This problem is solved according to the invention by a plurality of linear microwave plasma sources arranged parallel to one another and in a common plane above the substrates and extending transversely across the direction of substrate movement, with gas inlet and gas outlet tubes opening into the process chamber, a plurality of gas inlet and gas outlet tubes distributed over the length of the linear source being associated with each of the linear sources, and the outlet openings of the gas inlet tubes being situated immediately above the linear source, and the openings of the gas outlet tubes being arranged each in the area between two linear sources and in a plane which extends approximately through the core axes of the linear sources.
Additional details and features are described and characterized in the claims.
FIG. 1 is a longitudinal schematic of an embodiment of a coating apparatus according to the invention.
FIG. 2 is a cross section of the apparatus of FIG. 1

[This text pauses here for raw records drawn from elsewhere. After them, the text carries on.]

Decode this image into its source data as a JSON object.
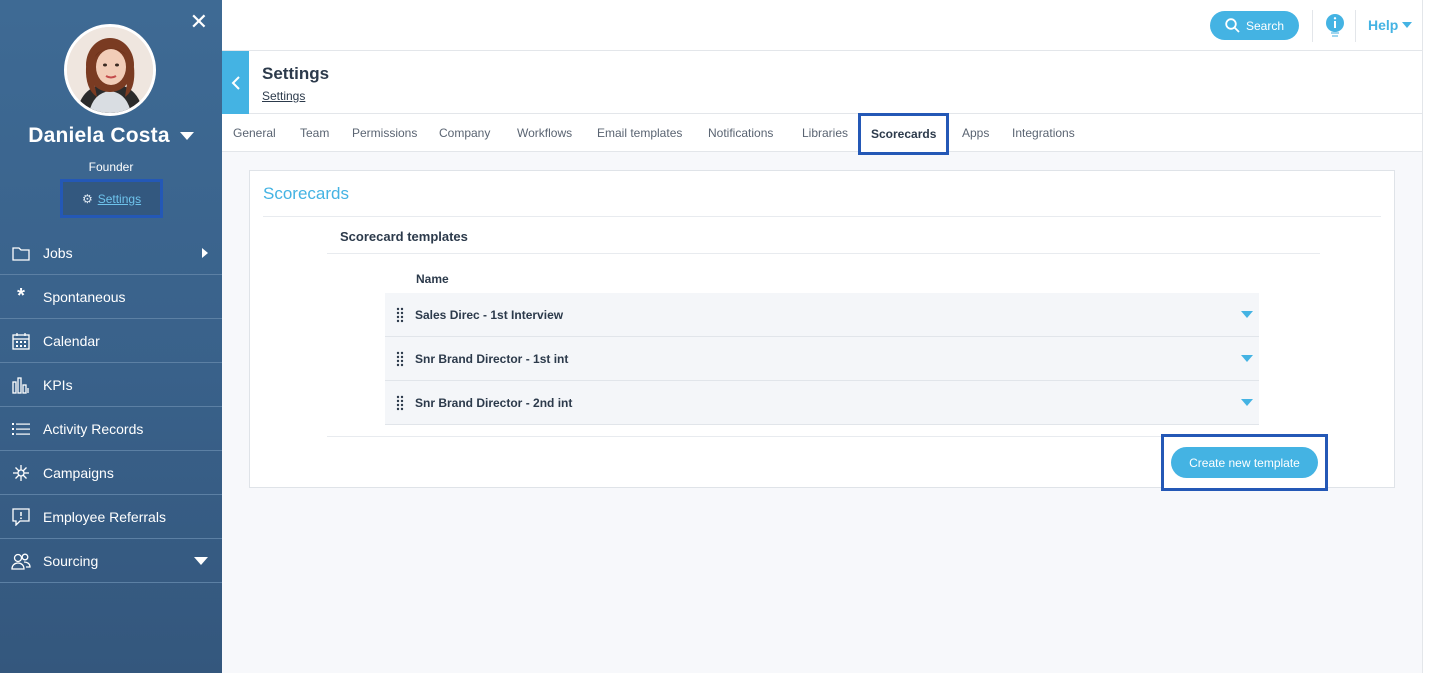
{
  "sidebar": {
    "user_name": "Daniela Costa",
    "role": "Founder",
    "settings_link": "Settings",
    "items": [
      {
        "label": "Jobs",
        "icon": "folder-icon"
      },
      {
        "label": "Spontaneous",
        "icon": "asterisk-icon"
      },
      {
        "label": "Calendar",
        "icon": "calendar-icon"
      },
      {
        "label": "KPIs",
        "icon": "bar-chart-icon"
      },
      {
        "label": "Activity Records",
        "icon": "list-icon"
      },
      {
        "label": "Campaigns",
        "icon": "sparkle-icon"
      },
      {
        "label": "Employee Referrals",
        "icon": "chat-icon"
      },
      {
        "label": "Sourcing",
        "icon": "people-icon"
      }
    ]
  },
  "topbar": {
    "search_label": "Search",
    "help_label": "Help"
  },
  "header": {
    "title": "Settings",
    "breadcrumb": "Settings"
  },
  "tabs": [
    "General",
    "Team",
    "Permissions",
    "Company",
    "Workflows",
    "Email templates",
    "Notifications",
    "Libraries",
    "Scorecards",
    "Apps",
    "Integrations"
  ],
  "active_tab": "Scorecards",
  "main": {
    "card_title": "Scorecards",
    "section_title": "Scorecard templates",
    "column_header": "Name",
    "templates": [
      "Sales Direc - 1st Interview",
      "Snr Brand Director - 1st int",
      "Snr Brand Director - 2nd int"
    ],
    "create_button": "Create new template"
  },
  "colors": {
    "accent": "#44b3e3",
    "sidebar": "#3b6590",
    "highlight": "#2458b6"
  }
}
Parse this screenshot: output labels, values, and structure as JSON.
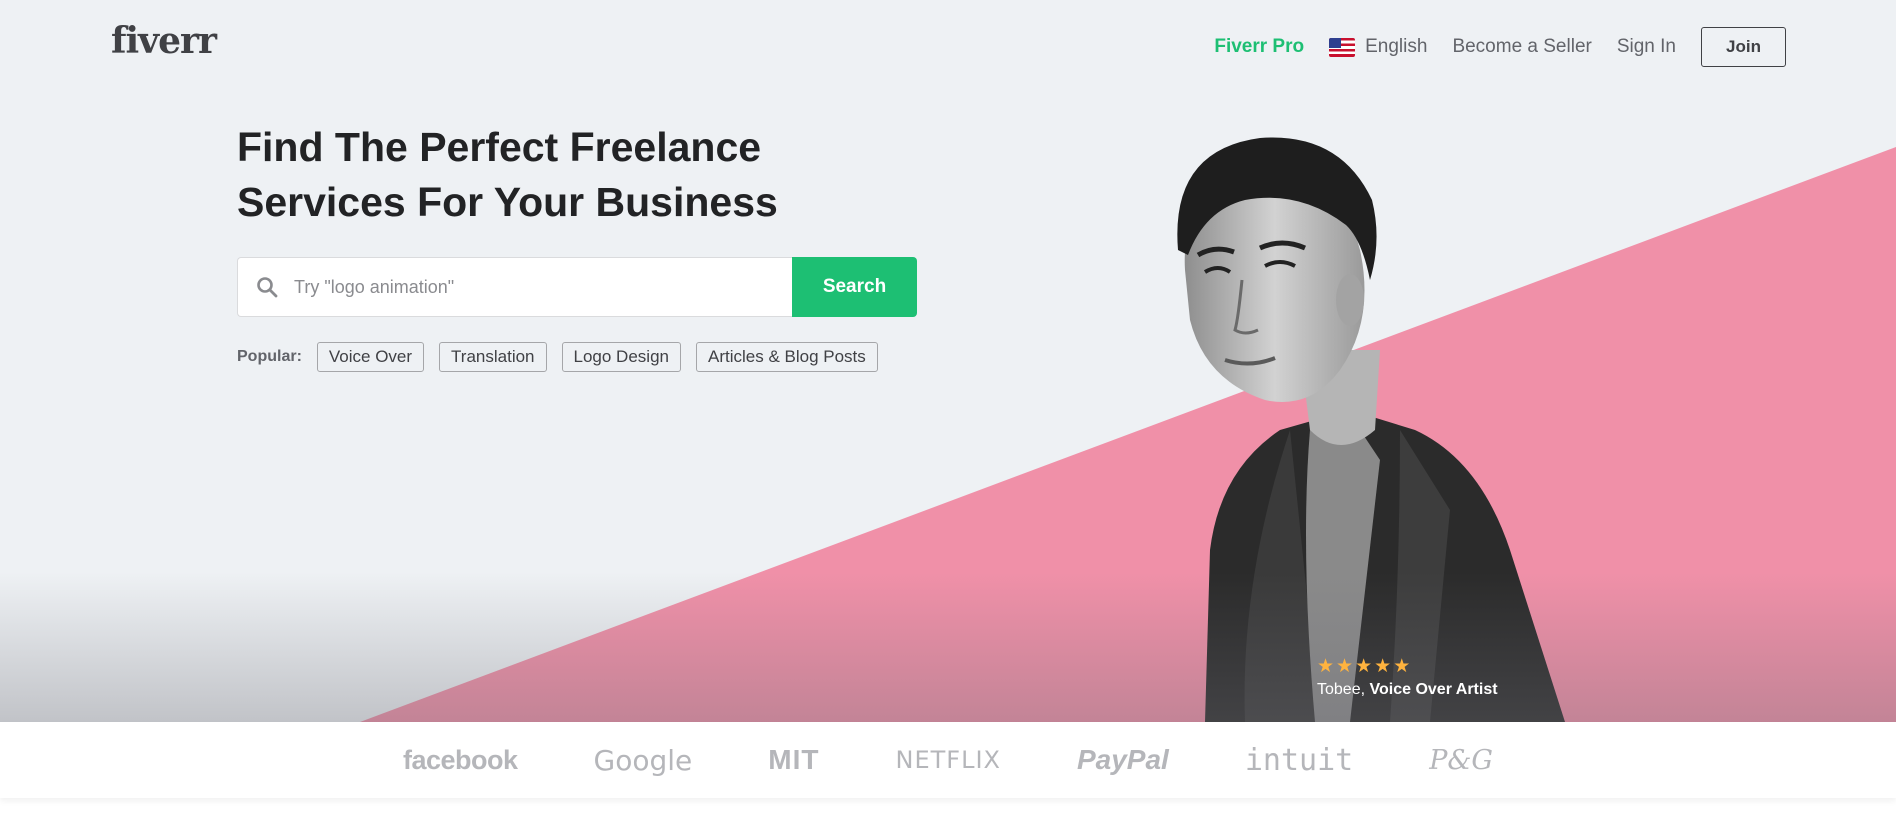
{
  "header": {
    "logo": "fiverr",
    "nav": {
      "pro": "Fiverr Pro",
      "language": "English",
      "become_seller": "Become a Seller",
      "sign_in": "Sign In",
      "join": "Join"
    }
  },
  "hero": {
    "headline_line1": "Find The Perfect Freelance",
    "headline_line2": "Services For Your Business",
    "search": {
      "placeholder": "Try \"logo animation\"",
      "button": "Search",
      "icon": "search-icon"
    },
    "popular": {
      "label": "Popular:",
      "tags": [
        "Voice Over",
        "Translation",
        "Logo Design",
        "Articles & Blog Posts"
      ]
    },
    "featured": {
      "rating_stars": 5,
      "name": "Tobee,",
      "role": "Voice Over Artist"
    }
  },
  "trusted_by": [
    "facebook",
    "Google",
    "MIT",
    "NETFLIX",
    "PayPal",
    "intuit",
    "P&G"
  ],
  "colors": {
    "brand_green": "#1dbf73",
    "hero_bg": "#eef1f4",
    "hero_pink": "#f090a8",
    "logo_gray": "#b5b6ba",
    "star": "#ffb33e"
  }
}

The invention admits of a great variety of embodiments; one of them is represented in the appended drawings, FIG. 1 showing an apparatus purely schematically in a longitudinal section, and FIG. 2 showing it in cross section.
The coating apparatus consists essentially of two vacuum chambers 1 and 2 arranged in tandem, one of the chambers forming process chamber 1, the slit airlocks 6 a and 6 b provided in the chamber walls, the transport devices 4 a and 4 b, a running substrate holder 3, a plurality of gas inlet tubes 11, 11′, 11″ . . . and 11 a . . . , 11 b, joined together in the manner of a network, a corresponding number of gas outlet tubes 13, 13′, 13″ . . . and 13 a . . . 13 b, . . . joined together in the manner of a network, the linear microwave plasma sources 9, 9′, 9″ . . . each fed by microwave transmitters 8 a, 8 b . . . , and a glow wire 7, 7′, 7″ . . . associated with each microwave plasma source 9, 9′, 9″ . . .

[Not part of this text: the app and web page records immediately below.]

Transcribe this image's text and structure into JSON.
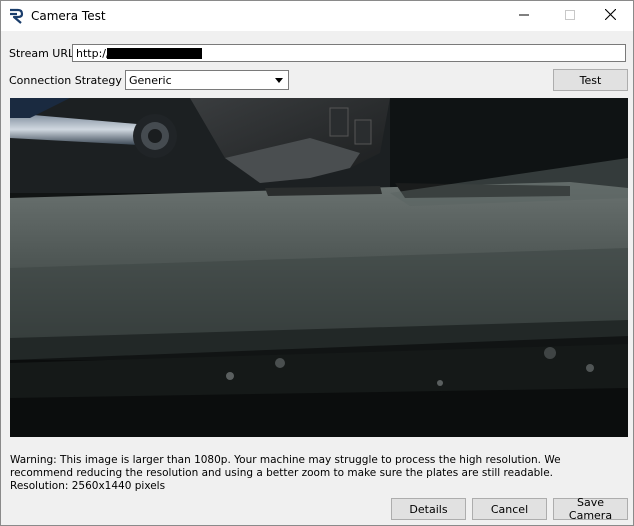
{
  "window": {
    "title": "Camera Test"
  },
  "stream_url": {
    "label": "Stream URL",
    "value": "http://"
  },
  "connection": {
    "label": "Connection Strategy",
    "selected": "Generic"
  },
  "buttons": {
    "test": "Test",
    "details": "Details",
    "cancel": "Cancel",
    "save": "Save Camera"
  },
  "warning": {
    "text": "Warning: This image is larger than 1080p.  Your machine may struggle to process the high resolution. We recommend reducing the resolution and using a better zoom to make sure the plates are still readable.",
    "resolution": "Resolution: 2560x1440 pixels"
  },
  "icons": {
    "app": "app-logo-icon",
    "minimize": "minimize-icon",
    "maximize": "maximize-icon",
    "close": "close-icon",
    "dropdown": "chevron-down-icon"
  }
}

The (flat) substrates 5 are carried on the cooled substrate carrier 3 through the vacuum chamber 2 into the process chamber 1 through the slit airlocks 6 a and 6 b by means of the transport devices 4 a and 4 b. Precursor gas is fed to the coating process through the inlet tubes 11, 11′, 11″ . . . and 10, 10′, 10″ . . . The energy necessary for the coating process is delivered through a plurality of linear microplasma sources 9, 9′, 9″ . . . fed by microwave transmitters 8 a and 8 b, and a number of glow wires 7, 7′, 7″, 7″″ . . . in a colinear arrangement, while the microwave plasma sources 9, 9′, . . . and the glow wires 7, 7′, 7″, 7″″ . . . are arranged in alternating sequence, preferably equidistantly. Typically, the spacing of the glow wires 7, 7′, 7″, 7″″ . . . from the substrate surface is made to be smaller than the distances between the microwave plasma sources 9, 9′, 9″ . . . and the substrate 5. The glow wires 7, 7′, 7″, 7″″ . . . are fed with a direct-current potential of electric currents. The power resulting from the direct-current voltages and the currents is selected such that the temperatures of the glow wires are between 2000° C. and 3000° C. The voltages of the currents required for this purpose depend upon the geometry of the glow wires 7, 7′, 7″, 7″″ . . . (length and diameter) and on the glow wire material. During the coating process the substrate 5 with the substrate holder 3 can be moved periodically (in the direction of the broken double arrow) in order to optimize the uniformity of the coating process.
It is important to the invention that a close network of gas inlet tubes 11, 11′, 11″ . . . be provided above the substrate surface to be coated, and surmounted by a likewise close network of gas outlet tubes 12, 12′, 12″, 12″″ . . . and 13, 13′, 13″ and 13 a, 13 b, 13 c . . . , both gas supply and connecting tubes as well as the tube sections extending across the plasma sources 9, 9′, 9″ . . . running parallel to one another, and tube sections perpendicular to the substrate plane, being provided for the input of gas and for gas extraction. The network of gas input and gas outlet is constructed such that all parts of the substrate are exposed to approximately equal gas flows as well as plasma fields.